    People really need to get away from accepting that you will always have a car payment. We always bought used and kept them forever. Saved up to buy the next car in cash.
     
    Post Reply
    +1
    Bad stuff?

  38. Leased my Volt so I can drive a new state of the art car. It was to be the #3 car but it is so much fun we both drive it as our #1 choice. Lease every 3 years is my plan. Cost will be about $16,000 to $20,000 after fuel savings and I will have 3 new cars. The Volt is saving $200 per month in fuel cost and a blast to drive.
    If I bought the Volt the payments would equal almost $40,000-21000 fuel savings=$19,000 cost ... Almost the same but I would be driving a nine year old throw away. I am driving the Volt for my pleasure and and it is terrific.
     
    Post Reply
    +2
    Bad stuff?

  39. I leased a 2011 Nissan Leaf and as mentioned, I got the benefit of the entire federal and state tax credit which manifested as a much lower residual value than the current blue book price for the same Leaf. I can now choose to buy it and then turn around and sell it for a profit, or just buy it outright and keep on driving. My typical commute day for the foreseeable future consists of less than 40 miles and we have our trusty Avalon as a long range back up for trips.

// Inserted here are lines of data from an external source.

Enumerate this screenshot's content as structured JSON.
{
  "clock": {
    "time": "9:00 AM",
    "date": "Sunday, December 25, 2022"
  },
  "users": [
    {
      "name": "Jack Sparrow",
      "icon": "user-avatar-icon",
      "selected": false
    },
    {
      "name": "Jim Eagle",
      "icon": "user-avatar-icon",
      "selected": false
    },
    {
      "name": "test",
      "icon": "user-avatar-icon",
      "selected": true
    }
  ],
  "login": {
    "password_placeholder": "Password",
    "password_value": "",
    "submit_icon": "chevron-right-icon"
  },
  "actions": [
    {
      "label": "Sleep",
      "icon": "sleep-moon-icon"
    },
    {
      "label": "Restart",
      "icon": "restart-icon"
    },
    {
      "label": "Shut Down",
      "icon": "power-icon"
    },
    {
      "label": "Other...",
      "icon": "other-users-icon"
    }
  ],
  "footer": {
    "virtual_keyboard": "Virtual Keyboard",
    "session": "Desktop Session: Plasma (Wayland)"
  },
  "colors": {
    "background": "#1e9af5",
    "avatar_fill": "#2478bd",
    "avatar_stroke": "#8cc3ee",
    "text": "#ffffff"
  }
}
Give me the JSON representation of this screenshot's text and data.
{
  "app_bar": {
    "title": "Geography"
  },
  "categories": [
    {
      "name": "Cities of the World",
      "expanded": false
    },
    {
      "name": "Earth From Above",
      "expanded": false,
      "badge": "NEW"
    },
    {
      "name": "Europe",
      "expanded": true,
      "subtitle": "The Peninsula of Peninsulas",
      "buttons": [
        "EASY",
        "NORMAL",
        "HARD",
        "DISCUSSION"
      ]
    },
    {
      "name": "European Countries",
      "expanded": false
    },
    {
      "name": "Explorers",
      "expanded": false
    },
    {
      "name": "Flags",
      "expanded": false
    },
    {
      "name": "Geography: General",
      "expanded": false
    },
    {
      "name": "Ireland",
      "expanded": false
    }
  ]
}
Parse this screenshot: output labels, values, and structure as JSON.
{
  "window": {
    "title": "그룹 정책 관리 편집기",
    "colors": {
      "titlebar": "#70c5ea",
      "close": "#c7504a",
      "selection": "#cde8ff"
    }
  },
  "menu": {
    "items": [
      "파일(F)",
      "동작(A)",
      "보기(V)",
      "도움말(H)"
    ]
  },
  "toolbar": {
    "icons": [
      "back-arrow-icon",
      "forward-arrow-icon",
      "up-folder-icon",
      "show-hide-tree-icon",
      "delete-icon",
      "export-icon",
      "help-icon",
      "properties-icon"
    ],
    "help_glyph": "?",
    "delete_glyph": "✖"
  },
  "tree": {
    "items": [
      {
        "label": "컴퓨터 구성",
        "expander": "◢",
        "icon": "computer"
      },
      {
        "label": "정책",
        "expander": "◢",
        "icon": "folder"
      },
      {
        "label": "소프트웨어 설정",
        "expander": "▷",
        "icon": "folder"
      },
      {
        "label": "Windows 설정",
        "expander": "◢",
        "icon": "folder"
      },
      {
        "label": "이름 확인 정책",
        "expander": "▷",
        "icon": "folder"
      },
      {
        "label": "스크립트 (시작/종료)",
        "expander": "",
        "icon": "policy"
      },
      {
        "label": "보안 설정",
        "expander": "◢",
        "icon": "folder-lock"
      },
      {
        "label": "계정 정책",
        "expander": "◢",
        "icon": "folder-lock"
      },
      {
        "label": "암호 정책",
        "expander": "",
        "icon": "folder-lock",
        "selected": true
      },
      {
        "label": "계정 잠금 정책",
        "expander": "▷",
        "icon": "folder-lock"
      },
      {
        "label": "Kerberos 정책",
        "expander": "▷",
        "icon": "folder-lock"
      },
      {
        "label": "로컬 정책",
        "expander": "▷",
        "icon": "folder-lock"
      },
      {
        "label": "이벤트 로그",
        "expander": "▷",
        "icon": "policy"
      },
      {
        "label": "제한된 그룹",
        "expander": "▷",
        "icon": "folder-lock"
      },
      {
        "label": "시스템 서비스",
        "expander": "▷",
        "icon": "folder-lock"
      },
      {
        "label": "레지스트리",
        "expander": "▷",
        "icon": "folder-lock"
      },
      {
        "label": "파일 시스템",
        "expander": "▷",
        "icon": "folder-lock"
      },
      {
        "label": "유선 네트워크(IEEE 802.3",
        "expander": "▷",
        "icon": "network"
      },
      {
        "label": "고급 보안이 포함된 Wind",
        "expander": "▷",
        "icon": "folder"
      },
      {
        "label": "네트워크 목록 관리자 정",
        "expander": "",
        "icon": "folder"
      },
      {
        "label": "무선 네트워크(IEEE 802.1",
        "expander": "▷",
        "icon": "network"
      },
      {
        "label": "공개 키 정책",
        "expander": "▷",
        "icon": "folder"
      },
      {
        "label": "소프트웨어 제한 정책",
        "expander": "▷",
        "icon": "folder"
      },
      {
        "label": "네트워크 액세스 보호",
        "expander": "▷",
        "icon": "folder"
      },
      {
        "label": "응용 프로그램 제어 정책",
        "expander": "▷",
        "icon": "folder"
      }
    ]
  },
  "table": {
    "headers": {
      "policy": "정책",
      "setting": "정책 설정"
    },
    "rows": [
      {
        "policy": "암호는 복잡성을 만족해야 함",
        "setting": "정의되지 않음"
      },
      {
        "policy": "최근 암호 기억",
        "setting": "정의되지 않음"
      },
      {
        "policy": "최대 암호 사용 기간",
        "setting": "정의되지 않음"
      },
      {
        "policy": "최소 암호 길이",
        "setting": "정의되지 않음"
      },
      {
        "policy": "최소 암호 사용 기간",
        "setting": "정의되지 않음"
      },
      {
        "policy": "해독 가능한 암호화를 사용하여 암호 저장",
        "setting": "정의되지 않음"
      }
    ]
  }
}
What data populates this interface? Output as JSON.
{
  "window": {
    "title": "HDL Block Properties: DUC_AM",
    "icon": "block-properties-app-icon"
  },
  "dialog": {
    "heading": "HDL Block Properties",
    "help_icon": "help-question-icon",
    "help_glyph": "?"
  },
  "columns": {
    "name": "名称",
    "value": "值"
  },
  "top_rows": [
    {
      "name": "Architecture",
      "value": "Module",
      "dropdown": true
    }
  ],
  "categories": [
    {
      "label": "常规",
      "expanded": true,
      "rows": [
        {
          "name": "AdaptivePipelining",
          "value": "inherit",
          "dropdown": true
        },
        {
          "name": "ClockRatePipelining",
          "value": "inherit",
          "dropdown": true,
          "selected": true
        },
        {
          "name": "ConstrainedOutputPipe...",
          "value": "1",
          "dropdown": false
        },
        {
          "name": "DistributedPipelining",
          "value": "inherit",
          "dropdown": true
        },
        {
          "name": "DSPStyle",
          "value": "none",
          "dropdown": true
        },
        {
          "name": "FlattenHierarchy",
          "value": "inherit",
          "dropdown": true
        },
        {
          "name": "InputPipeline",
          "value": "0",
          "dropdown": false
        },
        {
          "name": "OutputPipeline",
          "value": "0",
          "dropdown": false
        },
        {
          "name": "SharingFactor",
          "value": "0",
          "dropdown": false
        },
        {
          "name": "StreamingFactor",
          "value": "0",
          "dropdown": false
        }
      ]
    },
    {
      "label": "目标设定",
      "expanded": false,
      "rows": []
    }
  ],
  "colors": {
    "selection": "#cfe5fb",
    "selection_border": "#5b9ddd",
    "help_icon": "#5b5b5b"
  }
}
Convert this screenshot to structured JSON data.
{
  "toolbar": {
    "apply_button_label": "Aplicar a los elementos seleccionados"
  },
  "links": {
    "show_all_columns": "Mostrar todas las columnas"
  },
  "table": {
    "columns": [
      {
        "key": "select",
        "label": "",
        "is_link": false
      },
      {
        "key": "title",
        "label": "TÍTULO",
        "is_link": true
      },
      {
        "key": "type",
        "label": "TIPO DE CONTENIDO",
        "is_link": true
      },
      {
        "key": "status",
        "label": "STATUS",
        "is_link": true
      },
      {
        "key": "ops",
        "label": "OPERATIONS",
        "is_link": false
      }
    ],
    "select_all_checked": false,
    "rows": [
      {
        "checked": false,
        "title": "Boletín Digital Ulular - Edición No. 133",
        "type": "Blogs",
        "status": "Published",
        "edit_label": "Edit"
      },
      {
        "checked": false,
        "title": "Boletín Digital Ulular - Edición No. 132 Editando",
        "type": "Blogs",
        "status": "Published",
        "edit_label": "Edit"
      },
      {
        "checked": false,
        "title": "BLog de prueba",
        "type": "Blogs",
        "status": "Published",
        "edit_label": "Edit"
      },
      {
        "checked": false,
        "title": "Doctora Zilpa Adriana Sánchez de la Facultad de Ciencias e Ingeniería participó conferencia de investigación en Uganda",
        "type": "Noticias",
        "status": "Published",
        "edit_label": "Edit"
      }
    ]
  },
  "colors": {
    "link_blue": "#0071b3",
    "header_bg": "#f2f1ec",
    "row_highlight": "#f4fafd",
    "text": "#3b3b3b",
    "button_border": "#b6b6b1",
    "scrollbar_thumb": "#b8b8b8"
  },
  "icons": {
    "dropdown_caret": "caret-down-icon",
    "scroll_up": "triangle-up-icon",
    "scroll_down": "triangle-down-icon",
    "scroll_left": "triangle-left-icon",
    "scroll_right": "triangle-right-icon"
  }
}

    I will probably do the latter since there is just very little to go wrong with this car. The interval maintenance consists of checking brakes, tires and changing the cabin air filter.

    Don't discount the tremendous advantages of a very simple machine.
     
    Post Reply
    Vote
    Bad stuff?

  40. We have a purchased chevy volt, and decided to lease the nissan leaf -- i'm hoping that charging infrastructure and technology improves somewhat in the next two years (my lease term). I'll make a more educated decision at that time whether to lease again or purchase an all electric. I LOVE my new leaf - so peppy and fun to drive!
     
    Post Reply
    +1
    Bad stuff?

 

Have an opinion? Join the conversation!

Advertisement

Find Green Cars

Go!
Advertisement

Advertisement

 
© 2014 Green Car Reports. All Rights Reserved. Green Car Reports is published by High Gear Media. Send us feedback. Stock photography by Homestar, LLC.